Folks, we are going to have to do better. Otherwise, we put at risk the ability of young people to improve their standard of living over the course of a working lifetime — and we put at risk the competitiveness of American businesses and the very future of our democracy.

So what are the candidates — Obama and McCain — saying about education? Well, not much — at least publicly. So I went to their campaign websites.

Here’s the link to the Obama site.

Here’s the link to the McCain site. Oops, that’s — apparently a Canadian company that manufactures frozen food products. (No wonder John McCain is behind in the polls.)

Here’s the link to the John McCain for president website.
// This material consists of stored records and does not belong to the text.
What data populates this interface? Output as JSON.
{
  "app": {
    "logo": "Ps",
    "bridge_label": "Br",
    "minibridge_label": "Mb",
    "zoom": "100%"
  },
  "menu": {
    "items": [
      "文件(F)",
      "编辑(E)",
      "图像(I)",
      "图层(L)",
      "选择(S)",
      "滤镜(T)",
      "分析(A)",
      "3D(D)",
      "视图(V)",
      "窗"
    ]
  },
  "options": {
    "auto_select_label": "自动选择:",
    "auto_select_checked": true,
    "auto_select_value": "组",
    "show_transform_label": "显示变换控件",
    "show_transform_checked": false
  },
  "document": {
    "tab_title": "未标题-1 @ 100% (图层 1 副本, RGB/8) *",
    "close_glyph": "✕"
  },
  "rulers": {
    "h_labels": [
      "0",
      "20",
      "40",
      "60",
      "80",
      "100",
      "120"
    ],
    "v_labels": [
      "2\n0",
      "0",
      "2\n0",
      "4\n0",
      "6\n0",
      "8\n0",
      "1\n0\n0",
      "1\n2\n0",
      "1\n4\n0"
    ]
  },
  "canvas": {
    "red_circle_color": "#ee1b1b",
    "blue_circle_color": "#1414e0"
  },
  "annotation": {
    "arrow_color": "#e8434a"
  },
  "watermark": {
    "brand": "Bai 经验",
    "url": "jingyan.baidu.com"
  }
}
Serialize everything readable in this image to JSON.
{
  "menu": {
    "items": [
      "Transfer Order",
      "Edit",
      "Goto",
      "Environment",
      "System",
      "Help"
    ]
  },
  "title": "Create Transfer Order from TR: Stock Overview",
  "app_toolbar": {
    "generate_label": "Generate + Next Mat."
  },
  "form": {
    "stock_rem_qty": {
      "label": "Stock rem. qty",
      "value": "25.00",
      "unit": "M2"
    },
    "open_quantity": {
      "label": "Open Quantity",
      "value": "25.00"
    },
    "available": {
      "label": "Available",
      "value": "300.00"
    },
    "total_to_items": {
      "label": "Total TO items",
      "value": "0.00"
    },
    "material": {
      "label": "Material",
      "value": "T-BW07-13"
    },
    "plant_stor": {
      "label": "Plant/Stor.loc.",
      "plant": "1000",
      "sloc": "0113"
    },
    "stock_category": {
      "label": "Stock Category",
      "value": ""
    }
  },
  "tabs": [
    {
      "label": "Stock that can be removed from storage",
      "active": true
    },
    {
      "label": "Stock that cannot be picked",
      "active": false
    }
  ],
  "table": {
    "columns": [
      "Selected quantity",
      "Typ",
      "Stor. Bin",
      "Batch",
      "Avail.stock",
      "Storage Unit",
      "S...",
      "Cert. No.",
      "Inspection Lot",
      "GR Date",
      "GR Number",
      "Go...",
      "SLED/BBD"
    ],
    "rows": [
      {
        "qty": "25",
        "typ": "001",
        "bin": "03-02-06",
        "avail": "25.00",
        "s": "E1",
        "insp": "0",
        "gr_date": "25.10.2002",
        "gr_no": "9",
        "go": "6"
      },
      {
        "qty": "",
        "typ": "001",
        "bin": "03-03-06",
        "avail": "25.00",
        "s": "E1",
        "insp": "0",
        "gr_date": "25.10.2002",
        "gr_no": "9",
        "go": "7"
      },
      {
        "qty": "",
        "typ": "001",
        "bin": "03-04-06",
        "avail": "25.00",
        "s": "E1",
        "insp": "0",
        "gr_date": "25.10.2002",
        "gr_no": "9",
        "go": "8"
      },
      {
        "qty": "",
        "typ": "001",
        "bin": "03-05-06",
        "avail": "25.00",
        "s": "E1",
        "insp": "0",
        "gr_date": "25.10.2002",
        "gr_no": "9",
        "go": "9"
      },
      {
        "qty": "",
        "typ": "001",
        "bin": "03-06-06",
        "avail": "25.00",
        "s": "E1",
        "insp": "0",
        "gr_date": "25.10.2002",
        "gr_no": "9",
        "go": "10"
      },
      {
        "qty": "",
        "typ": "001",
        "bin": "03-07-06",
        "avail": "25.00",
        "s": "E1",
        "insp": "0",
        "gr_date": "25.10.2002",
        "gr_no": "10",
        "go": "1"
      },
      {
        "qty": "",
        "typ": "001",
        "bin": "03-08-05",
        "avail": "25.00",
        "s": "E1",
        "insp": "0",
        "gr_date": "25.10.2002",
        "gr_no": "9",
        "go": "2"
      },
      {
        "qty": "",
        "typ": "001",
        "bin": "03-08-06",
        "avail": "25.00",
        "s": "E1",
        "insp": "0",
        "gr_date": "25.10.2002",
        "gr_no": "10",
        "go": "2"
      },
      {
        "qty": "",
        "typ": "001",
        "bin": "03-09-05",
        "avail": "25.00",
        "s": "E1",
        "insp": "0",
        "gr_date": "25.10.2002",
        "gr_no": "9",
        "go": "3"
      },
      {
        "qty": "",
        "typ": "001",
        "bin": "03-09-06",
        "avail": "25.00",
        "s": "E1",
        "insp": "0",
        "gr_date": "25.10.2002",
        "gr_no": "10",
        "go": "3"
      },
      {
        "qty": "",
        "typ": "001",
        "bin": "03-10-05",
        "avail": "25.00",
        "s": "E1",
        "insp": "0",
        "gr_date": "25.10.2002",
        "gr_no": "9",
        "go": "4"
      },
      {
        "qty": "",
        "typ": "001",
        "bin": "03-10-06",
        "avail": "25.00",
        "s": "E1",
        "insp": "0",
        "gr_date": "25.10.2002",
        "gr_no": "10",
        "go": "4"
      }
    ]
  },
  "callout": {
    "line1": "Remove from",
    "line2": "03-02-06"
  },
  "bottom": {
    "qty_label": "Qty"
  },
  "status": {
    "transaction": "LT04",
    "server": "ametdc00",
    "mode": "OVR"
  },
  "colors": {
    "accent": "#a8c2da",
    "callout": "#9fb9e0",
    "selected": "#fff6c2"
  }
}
Full disclosure: I’ve already voted for Barack Obama. But this is the first time I have gone to either his website or John McCain’s.

I’m convinced Obama has a more specific and better plan to strengthen our country by strengthening education.

Come back tomorrow and I’ll tell you why.

Kent State and the Golden Buckeye

When you write like I do about really serious issues — the financial meltdown, the lack of integrity of many business and political leaders, the pathetic early season performance of the Cleveland Indians, etc. — it’s difficult not to become a little cynical about things. You know. It’s not just that the glass is always half-empty. It’s that some asshole is drinking out of your glass while you’re not looking.

Well, my faith in the greatness of this nation was restored yesterday during a visit to Kent State.

I’m helping the Wick Poetry Center with its celebration plans and communications during this its 25th anniversary year. And I’m even posting regularly on another blog — one designed to spotlight the Wick Poetry Center and serve as a resource for poets and other writers.

After finishing our noontime meeting, I headed back to get my car at the Student Center. When you are no longer a member of the faculty, you quickly learn that the most important benefit of teaching is not tenure, but a parking pass. So I headed to the exit with my parking ticket and folding green in hand.

But wait. A sign below the window on the toll booth (or whatever it is called) proudly proclaimed: We honor Golden Buckeye Cards.

Say what? OK. Another life-defining moment. Do I or don’t I? I caved — and handed my Golden Buckeye Card to the parking attendant.

The gate magically swung up. I was free to go. No charge. All I could do was wave at the attendant — and snicker at the guy in the car next to me who was calmly giving up several of his hard-earned dollars.

Jimmy Carter’s right. Life isn’t fair.

And clearly this is a great country where someone like me can park free on a college campus. While students who are for the most part working or borrowing money to attend classes have to pay.

Note to Obama. Don’t even think about putting pressure on Strickland and his pals in Columbus to get rid of the Golden Buckeye. You can only take this notion of redistributing wealth so far.